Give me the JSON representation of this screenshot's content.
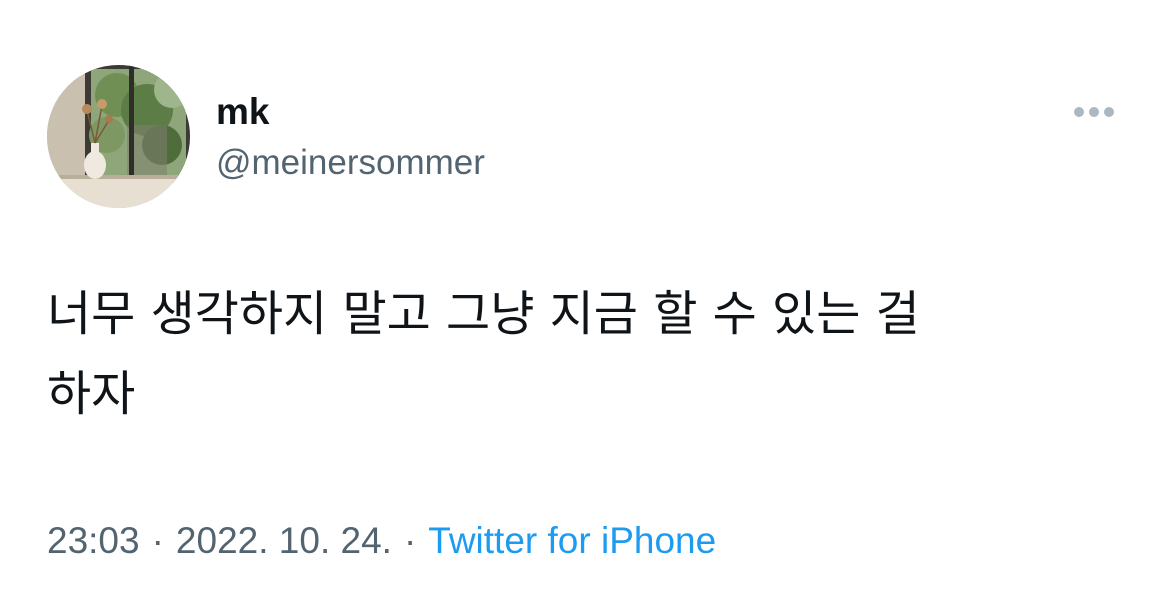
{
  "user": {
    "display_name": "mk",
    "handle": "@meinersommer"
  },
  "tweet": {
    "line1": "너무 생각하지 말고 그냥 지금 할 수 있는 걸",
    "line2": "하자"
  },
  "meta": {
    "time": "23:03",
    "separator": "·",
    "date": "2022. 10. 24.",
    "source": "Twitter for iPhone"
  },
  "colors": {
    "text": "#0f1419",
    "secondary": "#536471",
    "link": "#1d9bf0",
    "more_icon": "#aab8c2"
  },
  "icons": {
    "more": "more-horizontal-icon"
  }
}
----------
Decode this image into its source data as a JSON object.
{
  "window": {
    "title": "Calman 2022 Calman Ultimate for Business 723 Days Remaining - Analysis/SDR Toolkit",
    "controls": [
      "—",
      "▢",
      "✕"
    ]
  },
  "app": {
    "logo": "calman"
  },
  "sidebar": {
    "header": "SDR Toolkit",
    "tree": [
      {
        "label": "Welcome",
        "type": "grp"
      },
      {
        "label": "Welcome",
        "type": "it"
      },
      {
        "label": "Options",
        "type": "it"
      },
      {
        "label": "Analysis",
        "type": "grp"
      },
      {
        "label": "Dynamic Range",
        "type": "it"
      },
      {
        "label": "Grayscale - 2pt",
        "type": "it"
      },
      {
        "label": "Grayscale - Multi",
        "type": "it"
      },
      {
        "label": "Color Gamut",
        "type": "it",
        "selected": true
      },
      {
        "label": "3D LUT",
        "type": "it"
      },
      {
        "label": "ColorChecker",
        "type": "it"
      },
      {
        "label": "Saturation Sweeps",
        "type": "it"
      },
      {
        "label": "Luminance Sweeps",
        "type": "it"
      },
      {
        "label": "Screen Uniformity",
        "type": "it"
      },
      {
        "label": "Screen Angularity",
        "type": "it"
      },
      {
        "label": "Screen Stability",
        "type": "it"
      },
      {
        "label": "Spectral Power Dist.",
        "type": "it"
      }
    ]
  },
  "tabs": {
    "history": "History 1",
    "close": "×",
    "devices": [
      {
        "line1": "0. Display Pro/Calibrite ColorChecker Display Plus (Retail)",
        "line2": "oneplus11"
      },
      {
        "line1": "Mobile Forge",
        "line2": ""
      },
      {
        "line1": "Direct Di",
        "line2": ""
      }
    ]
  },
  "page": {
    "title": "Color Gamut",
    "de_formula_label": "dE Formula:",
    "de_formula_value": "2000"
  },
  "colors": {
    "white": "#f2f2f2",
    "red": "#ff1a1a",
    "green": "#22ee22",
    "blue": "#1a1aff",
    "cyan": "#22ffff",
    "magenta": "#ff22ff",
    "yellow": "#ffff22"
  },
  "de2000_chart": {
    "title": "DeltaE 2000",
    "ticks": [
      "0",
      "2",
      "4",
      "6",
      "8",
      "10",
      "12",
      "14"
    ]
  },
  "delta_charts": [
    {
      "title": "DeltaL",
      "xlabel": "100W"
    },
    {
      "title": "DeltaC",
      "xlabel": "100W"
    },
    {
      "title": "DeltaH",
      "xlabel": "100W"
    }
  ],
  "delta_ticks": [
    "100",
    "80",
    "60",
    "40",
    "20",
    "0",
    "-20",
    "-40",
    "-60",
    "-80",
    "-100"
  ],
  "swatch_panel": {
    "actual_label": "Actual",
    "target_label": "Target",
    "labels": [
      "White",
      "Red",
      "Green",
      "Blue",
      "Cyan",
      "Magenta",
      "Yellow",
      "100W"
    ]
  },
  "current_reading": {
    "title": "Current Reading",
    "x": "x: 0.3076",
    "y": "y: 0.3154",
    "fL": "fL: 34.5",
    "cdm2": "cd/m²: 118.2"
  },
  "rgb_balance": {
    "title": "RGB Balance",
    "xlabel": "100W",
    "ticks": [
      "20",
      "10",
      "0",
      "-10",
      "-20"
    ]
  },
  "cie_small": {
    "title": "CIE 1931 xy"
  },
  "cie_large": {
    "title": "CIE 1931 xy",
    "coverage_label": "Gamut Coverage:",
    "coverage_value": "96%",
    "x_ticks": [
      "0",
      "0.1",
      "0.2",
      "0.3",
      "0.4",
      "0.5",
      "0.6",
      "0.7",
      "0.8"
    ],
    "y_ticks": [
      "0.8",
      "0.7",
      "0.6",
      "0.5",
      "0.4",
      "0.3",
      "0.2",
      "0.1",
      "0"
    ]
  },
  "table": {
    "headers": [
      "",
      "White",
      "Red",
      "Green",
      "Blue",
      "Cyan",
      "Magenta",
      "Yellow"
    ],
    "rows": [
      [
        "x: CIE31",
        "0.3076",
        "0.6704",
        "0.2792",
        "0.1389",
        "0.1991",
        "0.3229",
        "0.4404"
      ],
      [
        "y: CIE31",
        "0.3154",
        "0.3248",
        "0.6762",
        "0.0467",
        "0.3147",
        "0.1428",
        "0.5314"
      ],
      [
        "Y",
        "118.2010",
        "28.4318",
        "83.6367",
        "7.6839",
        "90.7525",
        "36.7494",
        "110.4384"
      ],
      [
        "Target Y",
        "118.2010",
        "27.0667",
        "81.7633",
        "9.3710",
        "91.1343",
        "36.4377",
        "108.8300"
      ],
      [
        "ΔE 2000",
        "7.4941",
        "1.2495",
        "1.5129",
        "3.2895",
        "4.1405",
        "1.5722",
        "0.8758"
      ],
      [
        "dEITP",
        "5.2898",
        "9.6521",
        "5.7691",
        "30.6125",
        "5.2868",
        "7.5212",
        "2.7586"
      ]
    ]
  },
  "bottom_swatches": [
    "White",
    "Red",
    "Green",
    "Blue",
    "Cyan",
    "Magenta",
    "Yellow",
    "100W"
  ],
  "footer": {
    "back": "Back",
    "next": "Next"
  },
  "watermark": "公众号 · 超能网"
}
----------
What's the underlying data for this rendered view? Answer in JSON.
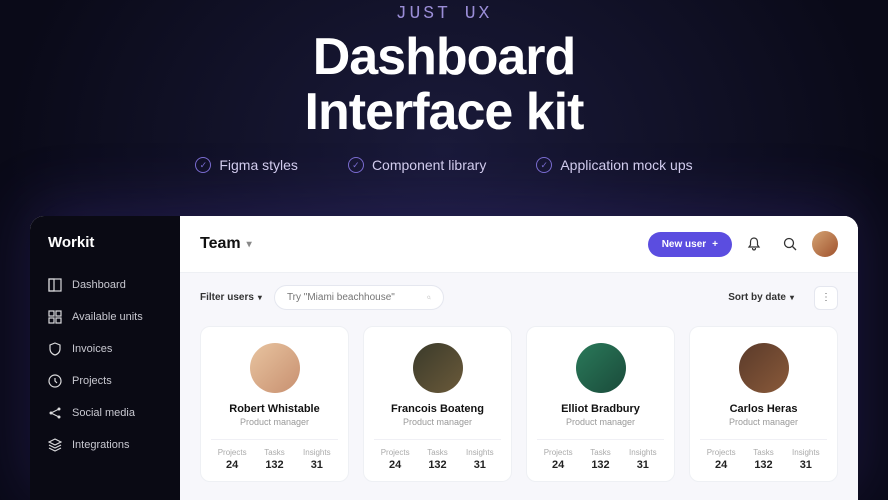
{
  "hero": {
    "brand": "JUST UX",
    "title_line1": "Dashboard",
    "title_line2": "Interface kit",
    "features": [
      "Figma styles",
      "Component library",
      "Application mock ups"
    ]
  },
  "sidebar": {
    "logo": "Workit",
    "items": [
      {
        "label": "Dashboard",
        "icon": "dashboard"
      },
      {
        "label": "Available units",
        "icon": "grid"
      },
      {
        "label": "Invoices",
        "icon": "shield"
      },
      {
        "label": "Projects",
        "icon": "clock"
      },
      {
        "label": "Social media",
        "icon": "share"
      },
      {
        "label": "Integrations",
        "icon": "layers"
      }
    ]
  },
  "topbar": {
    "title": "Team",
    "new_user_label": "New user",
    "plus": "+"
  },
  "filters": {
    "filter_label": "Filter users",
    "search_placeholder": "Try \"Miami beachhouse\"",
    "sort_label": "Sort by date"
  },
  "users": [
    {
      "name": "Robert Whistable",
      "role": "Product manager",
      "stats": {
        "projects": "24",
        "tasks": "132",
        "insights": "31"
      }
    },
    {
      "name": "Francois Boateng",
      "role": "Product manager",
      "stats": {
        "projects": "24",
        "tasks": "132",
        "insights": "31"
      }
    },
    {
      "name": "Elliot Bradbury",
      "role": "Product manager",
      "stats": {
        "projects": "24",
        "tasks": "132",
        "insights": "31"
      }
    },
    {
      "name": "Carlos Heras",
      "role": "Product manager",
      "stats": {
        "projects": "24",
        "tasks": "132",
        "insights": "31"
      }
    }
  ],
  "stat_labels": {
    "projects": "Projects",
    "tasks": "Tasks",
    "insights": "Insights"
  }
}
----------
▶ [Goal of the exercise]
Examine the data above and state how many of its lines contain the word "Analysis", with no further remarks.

▶ [Solved problem]
2